Greene County residents traveled to Harrisburg to meet with Governor Wolf and his staff to urge him to veto an unconstitutional bill attempting to exempt longwall coal mining from the PA Clean Streams Law, which would allow mining companies to predictably damage or pollute streams based on a promise to clean them up later, instead of preventing the damage in the first place.
Kim Jones and Atilla Shumaker met with political leaders to make them aware of the lost streams and damages our community has already experienced from longwall mining. Over ten years ago, Duke Lake at Ryerson Station State Park was destroyed due to longwall mining, and now residents are fighting to protect the few water resources that are left in the Park. A stream on Jones’s property was undermined in 2004 and was dewatered. After years of mitigation attempts, the stream has not been restored to pre-mining conditions which include pre-mining flow and aquatic biology which has not recovered since it was mined.
“Mitigation does not protect streams and I felt it necessary to share my story with the Governor,” said Kim Jones, from Wind Ridge, PA. “It is just one example of the need to protect streams against severe harm, rather than trying to mitigate the harm after it occurs.”

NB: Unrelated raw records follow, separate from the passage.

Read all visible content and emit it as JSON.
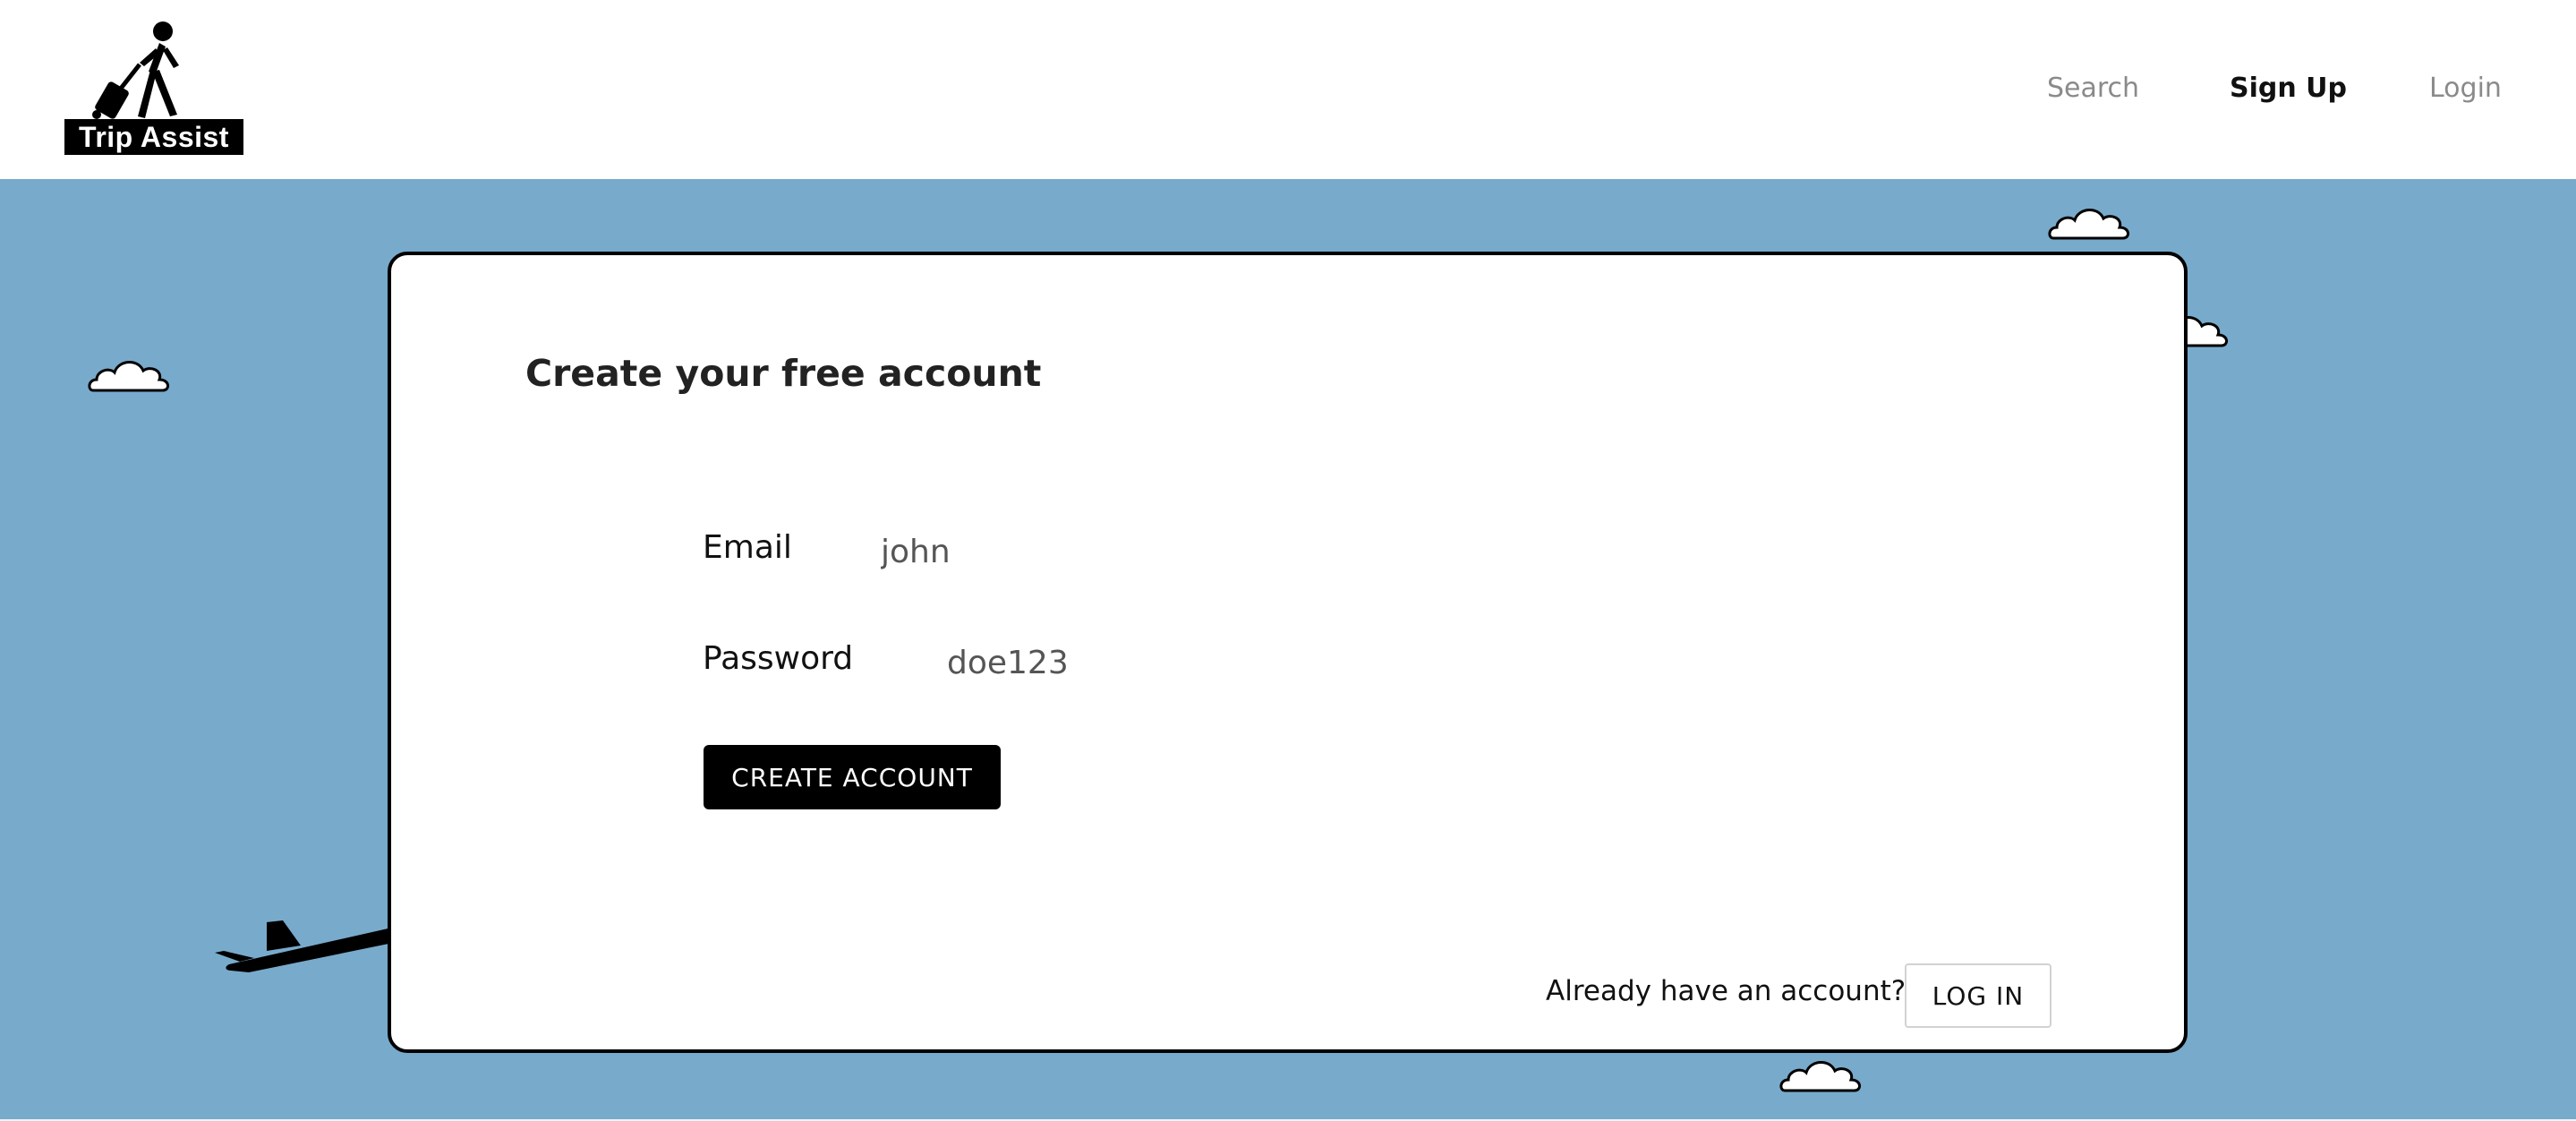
{
  "header": {
    "logo_text": "Trip Assist",
    "nav": {
      "search": "Search",
      "sign_up": "Sign Up",
      "login": "Login"
    }
  },
  "signup_card": {
    "title": "Create your free account",
    "email_label": "Email",
    "email_value": "john",
    "password_label": "Password",
    "password_value": "doe123",
    "create_button": "CREATE ACCOUNT",
    "already_text": "Already have an account?",
    "login_button": "LOG IN"
  },
  "icons": {
    "logo": "traveler-with-suitcase-icon",
    "clouds": "cloud-icon",
    "plane": "airplane-icon"
  },
  "colors": {
    "sky": "#78aacb",
    "active_nav": "#111111",
    "inactive_nav": "#8a8a8a",
    "primary_button": "#000000"
  }
}
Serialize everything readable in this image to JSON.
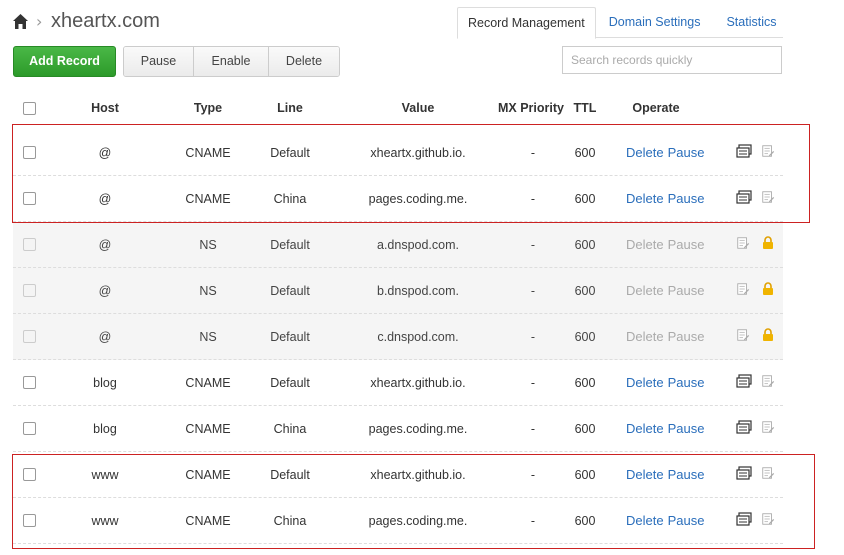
{
  "header": {
    "domain": "xheartx.com",
    "crumb_sep": "›",
    "tabs": [
      {
        "label": "Record Management"
      },
      {
        "label": "Domain Settings"
      },
      {
        "label": "Statistics"
      }
    ]
  },
  "toolbar": {
    "add_label": "Add Record",
    "pause_label": "Pause",
    "enable_label": "Enable",
    "delete_label": "Delete",
    "search_placeholder": "Search records quickly"
  },
  "columns": {
    "host": "Host",
    "type": "Type",
    "line": "Line",
    "value": "Value",
    "mx": "MX Priority",
    "ttl": "TTL",
    "operate": "Operate"
  },
  "records": [
    {
      "host": "@",
      "type": "CNAME",
      "line": "Default",
      "value": "xheartx.github.io.",
      "mx": "-",
      "ttl": "600",
      "del": "Delete",
      "pause": "Pause",
      "locked": false
    },
    {
      "host": "@",
      "type": "CNAME",
      "line": "China",
      "value": "pages.coding.me.",
      "mx": "-",
      "ttl": "600",
      "del": "Delete",
      "pause": "Pause",
      "locked": false
    },
    {
      "host": "@",
      "type": "NS",
      "line": "Default",
      "value": "a.dnspod.com.",
      "mx": "-",
      "ttl": "600",
      "del": "Delete",
      "pause": "Pause",
      "locked": true
    },
    {
      "host": "@",
      "type": "NS",
      "line": "Default",
      "value": "b.dnspod.com.",
      "mx": "-",
      "ttl": "600",
      "del": "Delete",
      "pause": "Pause",
      "locked": true
    },
    {
      "host": "@",
      "type": "NS",
      "line": "Default",
      "value": "c.dnspod.com.",
      "mx": "-",
      "ttl": "600",
      "del": "Delete",
      "pause": "Pause",
      "locked": true
    },
    {
      "host": "blog",
      "type": "CNAME",
      "line": "Default",
      "value": "xheartx.github.io.",
      "mx": "-",
      "ttl": "600",
      "del": "Delete",
      "pause": "Pause",
      "locked": false
    },
    {
      "host": "blog",
      "type": "CNAME",
      "line": "China",
      "value": "pages.coding.me.",
      "mx": "-",
      "ttl": "600",
      "del": "Delete",
      "pause": "Pause",
      "locked": false
    },
    {
      "host": "www",
      "type": "CNAME",
      "line": "Default",
      "value": "xheartx.github.io.",
      "mx": "-",
      "ttl": "600",
      "del": "Delete",
      "pause": "Pause",
      "locked": false
    },
    {
      "host": "www",
      "type": "CNAME",
      "line": "China",
      "value": "pages.coding.me.",
      "mx": "-",
      "ttl": "600",
      "del": "Delete",
      "pause": "Pause",
      "locked": false
    }
  ],
  "colors": {
    "accent_green": "#2c9a2a",
    "link_blue": "#2a6ebb",
    "highlight_red": "#cc2222",
    "lock_yellow": "#f0b400"
  },
  "icons": {
    "home": "home-icon",
    "remark": "remark-icon",
    "edit": "edit-note-icon",
    "lock": "lock-icon"
  }
}
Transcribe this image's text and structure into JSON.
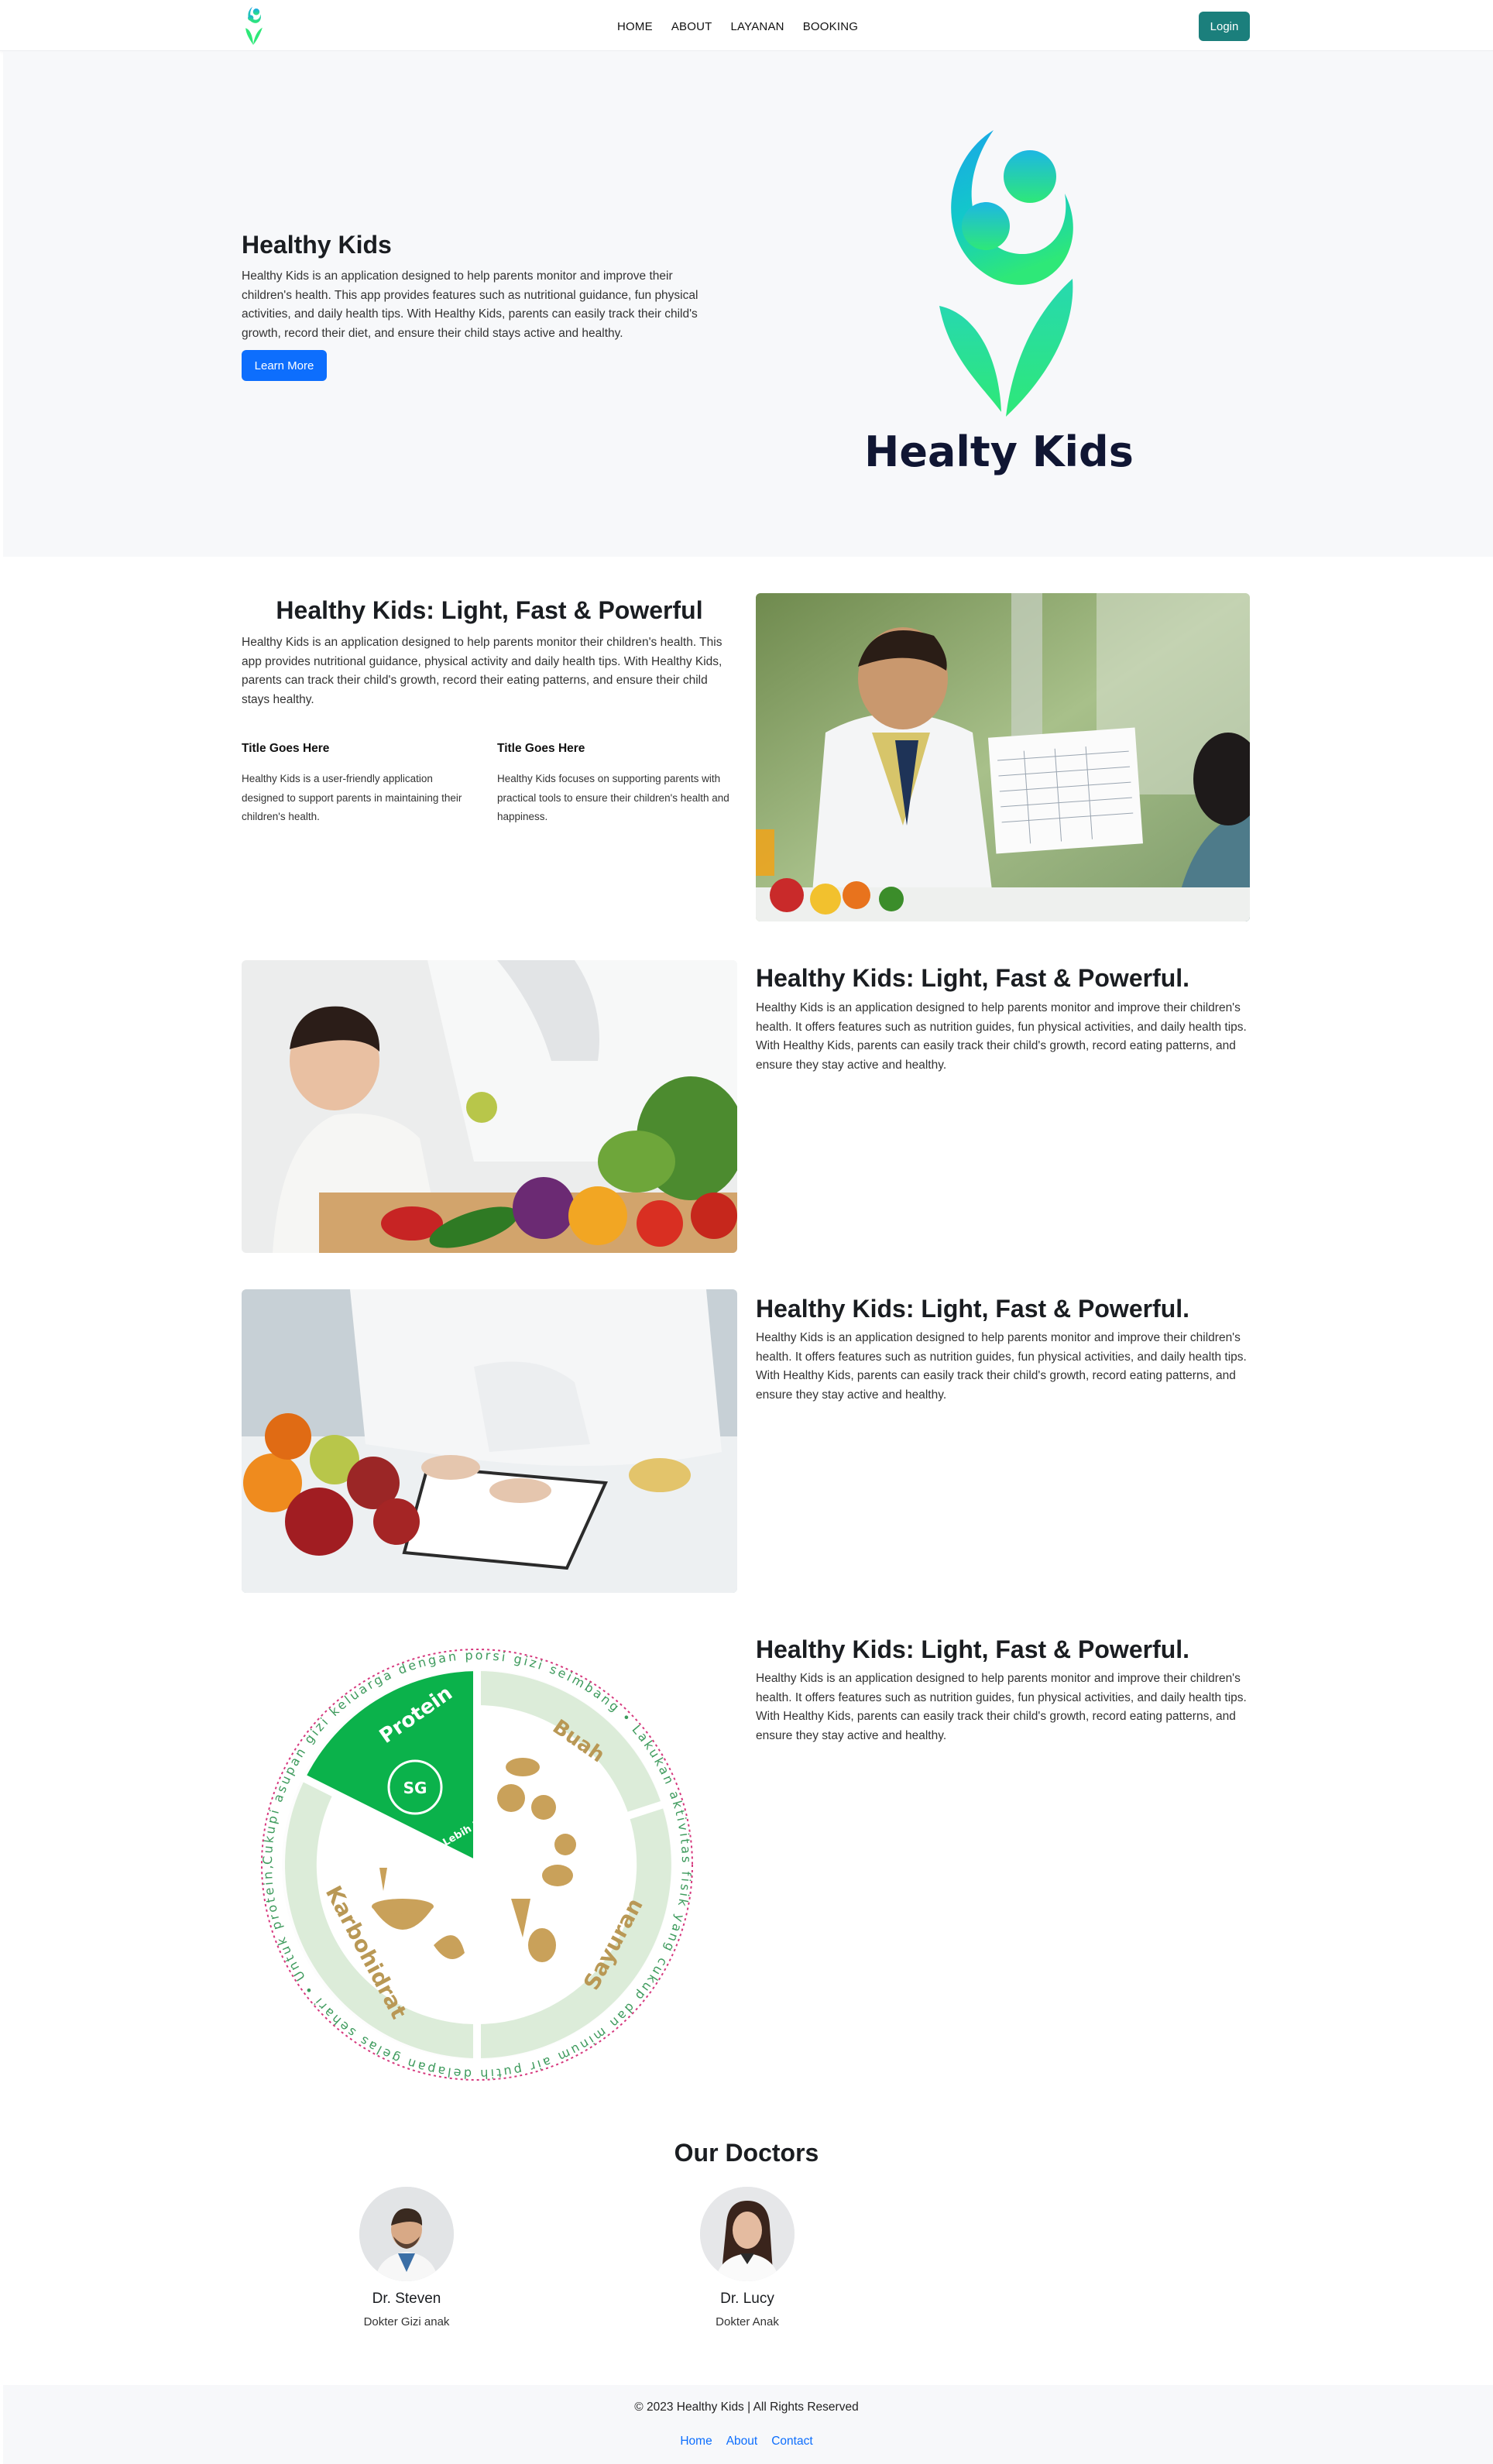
{
  "nav": {
    "links": [
      "HOME",
      "ABOUT",
      "LAYANAN",
      "BOOKING"
    ],
    "login_label": "Login"
  },
  "hero": {
    "title": "Healthy Kids",
    "text": "Healthy Kids is an application designed to help parents monitor and improve their children's health. This app provides features such as nutritional guidance, fun physical activities, and daily health tips. With Healthy Kids, parents can easily track their child's growth, record their diet, and ensure their child stays active and healthy.",
    "button": "Learn More",
    "logo_wordmark": "Healty Kids"
  },
  "intro": {
    "title": "Healthy Kids: Light, Fast & Powerful",
    "text": "Healthy Kids is an application designed to help parents monitor their children's health. This app provides nutritional guidance, physical activity and daily health tips. With Healthy Kids, parents can track their child's growth, record their eating patterns, and ensure their child stays healthy.",
    "features": [
      {
        "title": "Title Goes Here",
        "text": "Healthy Kids is a user-friendly application designed to support parents in maintaining their children's health."
      },
      {
        "title": "Title Goes Here",
        "text": "Healthy Kids focuses on supporting parents with practical tools to ensure their children's health and happiness."
      }
    ]
  },
  "rows": [
    {
      "title": "Healthy Kids: Light, Fast & Powerful.",
      "text": "Healthy Kids is an application designed to help parents monitor and improve their children's health. It offers features such as nutrition guides, fun physical activities, and daily health tips. With Healthy Kids, parents can easily track their child's growth, record eating patterns, and ensure they stay active and healthy."
    },
    {
      "title": "Healthy Kids: Light, Fast & Powerful.",
      "text": "Healthy Kids is an application designed to help parents monitor and improve their children's health. It offers features such as nutrition guides, fun physical activities, and daily health tips. With Healthy Kids, parents can easily track their child's growth, record eating patterns, and ensure they stay active and healthy."
    },
    {
      "title": "Healthy Kids: Light, Fast & Powerful.",
      "text": "Healthy Kids is an application designed to help parents monitor and improve their children's health. It offers features such as nutrition guides, fun physical activities, and daily health tips. With Healthy Kids, parents can easily track their child's growth, record eating patterns, and ensure they stay active and healthy."
    }
  ],
  "plate": {
    "segments": [
      "Protein",
      "Buah",
      "Sayuran",
      "Karbohidrat"
    ],
    "ring_text": "Cukupi asupan gizi keluarga dengan porsi gizi seimbang • Lakukan aktivitas fisik yang cukup dan minum air putih delapan gelas sehari • Untuk protein, #LebihBaikSeGood •",
    "badge": "SG",
    "badge_caption": "Lebih Baik SeGood"
  },
  "doctors": {
    "title": "Our Doctors",
    "list": [
      {
        "name": "Dr. Steven",
        "role": "Dokter Gizi anak"
      },
      {
        "name": "Dr. Lucy",
        "role": "Dokter Anak"
      }
    ]
  },
  "footer": {
    "copyright": "© 2023 Healthy Kids | All Rights Reserved",
    "links": [
      "Home",
      "About",
      "Contact"
    ]
  },
  "colors": {
    "primary": "#0d6efd",
    "login": "#1b7f7c",
    "logo_blue": "#1aa6e8",
    "logo_green": "#2ee878",
    "wordmark": "#101633"
  }
}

Streams immediately west of Ryerson Station State Park have not recovered In 2012, DEP two letters The DEP never issued a final order on the success of mitigation on Ms. Jones’s impacted streams, nor several other areas in the North Fork Dunkard Fork watershed, located in Ryerson Station State Park.
“Even the last review of Pennsylvania’s mining law showed that we have lost several miles of streams. These streams are vital to our community and headwaters that source Pittsburgh's drinking water. The state has been entrusted to protect our resources and Governor Wolf has both a moral and constitutional responsibility to do that for everyone including future generations to enjoy,” said Atilla Shumaker.
Atilla Shumaker with the Wheeling Creek Watershed Association was also with the group that traveled to the Capitol.
At the 11th annual DRYerson Festival, the Center for Coalfield Justice collected video messages from local community members urging Governor Wolf to protect the remaining streams and veto the bill. The delegation delivered these messages directly to the Governor’s office so his staff could hear directly from residents who couldn’t travel to Harrisburg.
Despite bipartisan opposition, the State Senate and House voted to pass SB 624.
“Senator Bartolotta and Representative Snyder, who support this unconstitutional legislation, have again failed to prioritize the economic future of Ryerson Station State Park and our families over the private profits of a coal corporation,” said Veronica Coptis, Executive Director of Center for Coalfield Justice. “Our environmental justice community is depending upon Governor Wolf to veto this destructive bill (SB 624) and protect our constitutional rights to clean, safe and healthy streams in and around Ryerson Station State Park.”